THE Scottish Greens co-leaders have described a de facto referendum as a “last ditch” attempt to secure independence.

This follows the UK Supreme Court ruling which said the Scottish Parliament could not legislate for an independence referendum without Westminster’s consent.

Nicola Sturgeon has previously said she wants to use the next UK General Election as a “de facto” referendum where the SNP will make it clear they are campaigning on the sole issue of independence.

The party is set to hold a special conference to agree what would be in their manifesto for that election.

READ MORE: Scottish Greens: 2022 showed value of speaking truth to power

In an interview with The Scotsman, Patrick Harvie and Lorna Slater said that a victory for pro-independence parties would mean the UK Government would need to negotiate the terms for an independent Scotland or it would show “the UK is no longer a democracy”.

Harvie told the newspaper: “If we are left with a de-facto referendum as the only option, that is in place of the referendum that we ought to have, that we deserve to have, that we have a right to have.

“It’s not about triggering another one, it’s about answering the question.”

He continued: “The will of the people of Scotland needs to be asserted democratically. If an election is the only way of doing that, then that’s the last ditch.

“If that’s the only option they leave us and we take through that process and they ignore the result, then the UK is no longer a democracy.”

In December, the Sunday National revealed that white papers on Scottish independence would still be published.

This came after John Swinney announced the £20 million allocated for a referendum will instead be used to support vulnerable people against soaring bills.

Elsewhere, Slater accused unionist parties of “cowardice” and said that “they have to provide a framework for us”.

She told The Scotsman: “They don’t want to talk about the Union. They know we have a better story to tell and so they do the only thing they can, which is block the referendum.

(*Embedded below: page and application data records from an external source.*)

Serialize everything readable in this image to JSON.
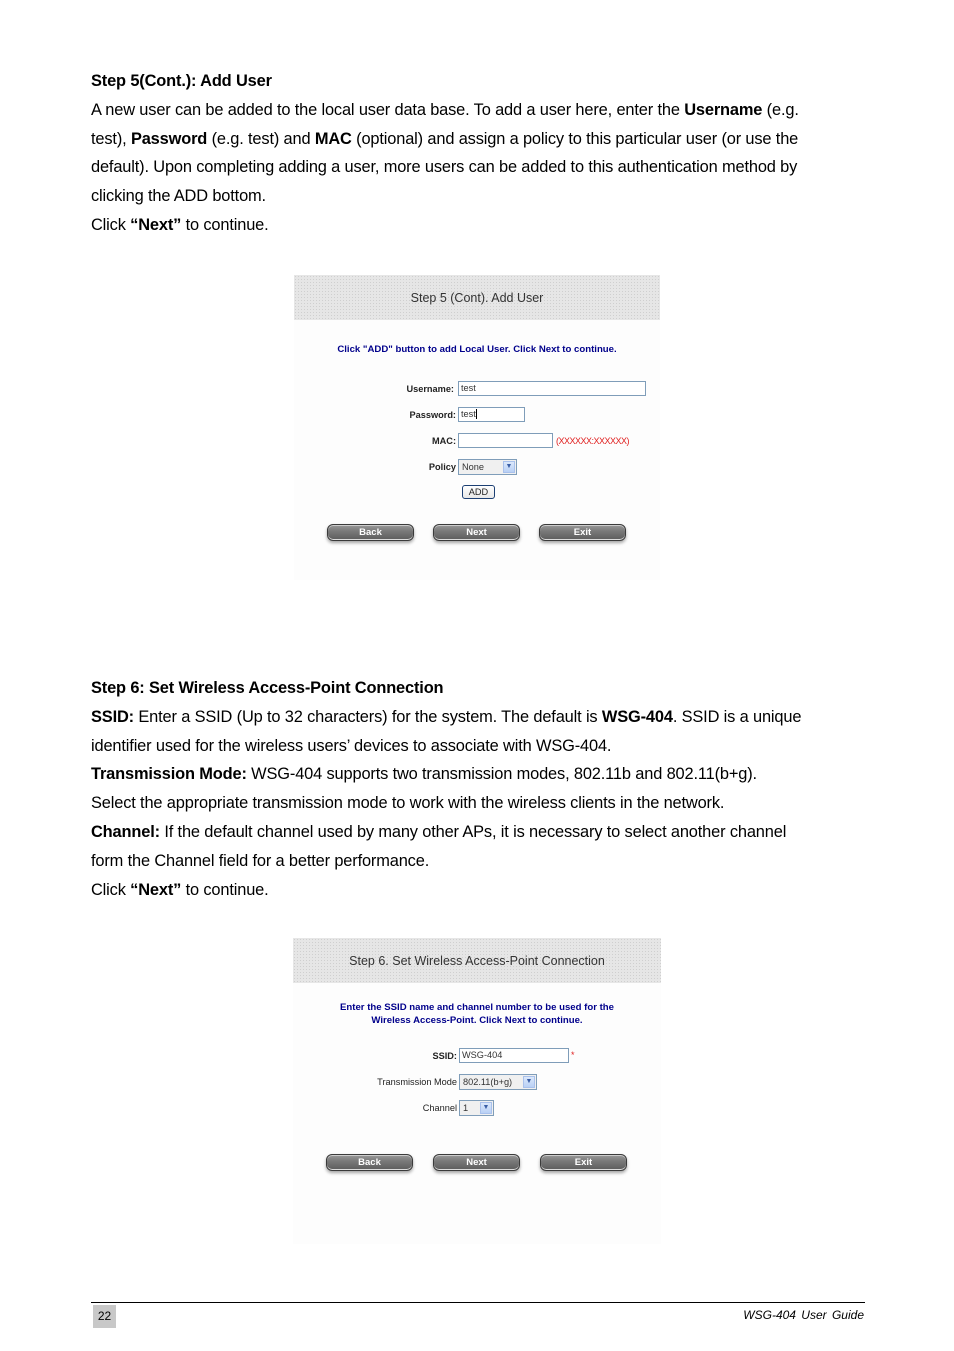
{
  "section1": {
    "heading": "Step 5(Cont.): Add User",
    "p1_a": "A new user can be added to the local user data base. To add a user here, enter the ",
    "p1_b_bold": "Username",
    "p1_c": " (e.g.",
    "p2_a": "test), ",
    "p2_b_bold": "Password",
    "p2_c": " (e.g. test) and ",
    "p2_d_bold": "MAC",
    "p2_e": " (optional) and assign a policy to this particular user (or use the",
    "p3": "default). Upon completing adding a user, more users can be added to this authentication method by",
    "p4": "clicking the ADD bottom.",
    "click_a": "Click ",
    "click_b_bold": "“Next”",
    "click_c": " to continue."
  },
  "screenshot1": {
    "title": "Step 5 (Cont). Add User",
    "intro": "Click \"ADD\" button to add Local User. Click Next to continue.",
    "username_label": "Username:",
    "username_value": "test",
    "password_label": "Password:",
    "password_value": "test",
    "mac_label": "MAC:",
    "mac_value": "",
    "mac_hint": "(XXXXXX:XXXXXX)",
    "policy_label": "Policy",
    "policy_value": "None",
    "add_button": "ADD",
    "back_button": "Back",
    "next_button": "Next",
    "exit_button": "Exit"
  },
  "section2": {
    "heading": "Step 6: Set Wireless Access-Point Connection",
    "ssid_bold": "SSID:",
    "ssid_a": " Enter a SSID (Up to 32 characters) for the system. The default is ",
    "ssid_b_bold": "WSG-404",
    "ssid_c": ". SSID is a unique",
    "ssid_line2": "identifier used for the wireless users’ devices to associate with WSG-404.",
    "tm_bold": "Transmission Mode:",
    "tm_a": " WSG-404 supports two transmission modes, 802.11b and 802.11(b+g).",
    "tm_line2": "Select the appropriate transmission mode to work with the wireless clients in the network.",
    "ch_bold": "Channel:",
    "ch_a": " If the default channel used by many other APs, it is necessary to select another channel",
    "ch_line2": "form the Channel field for a better performance.",
    "click_a": "Click ",
    "click_b_bold": "“Next”",
    "click_c": " to continue."
  },
  "screenshot2": {
    "title": "Step 6. Set Wireless Access-Point Connection",
    "intro_line1": "Enter the SSID name and channel number to be used for the",
    "intro_line2": "Wireless Access-Point. Click Next to continue.",
    "ssid_label": "SSID:",
    "ssid_value": "WSG-404",
    "required_mark": "*",
    "mode_label": "Transmission Mode",
    "mode_value": "802.11(b+g)",
    "channel_label": "Channel",
    "channel_value": "1",
    "back_button": "Back",
    "next_button": "Next",
    "exit_button": "Exit"
  },
  "footer": {
    "page_number": "22",
    "guide_title": "WSG-404  User  Guide"
  }
}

“They should have the courage of their convictions. If they think the Union is so great, they should come up and debate with us on it.”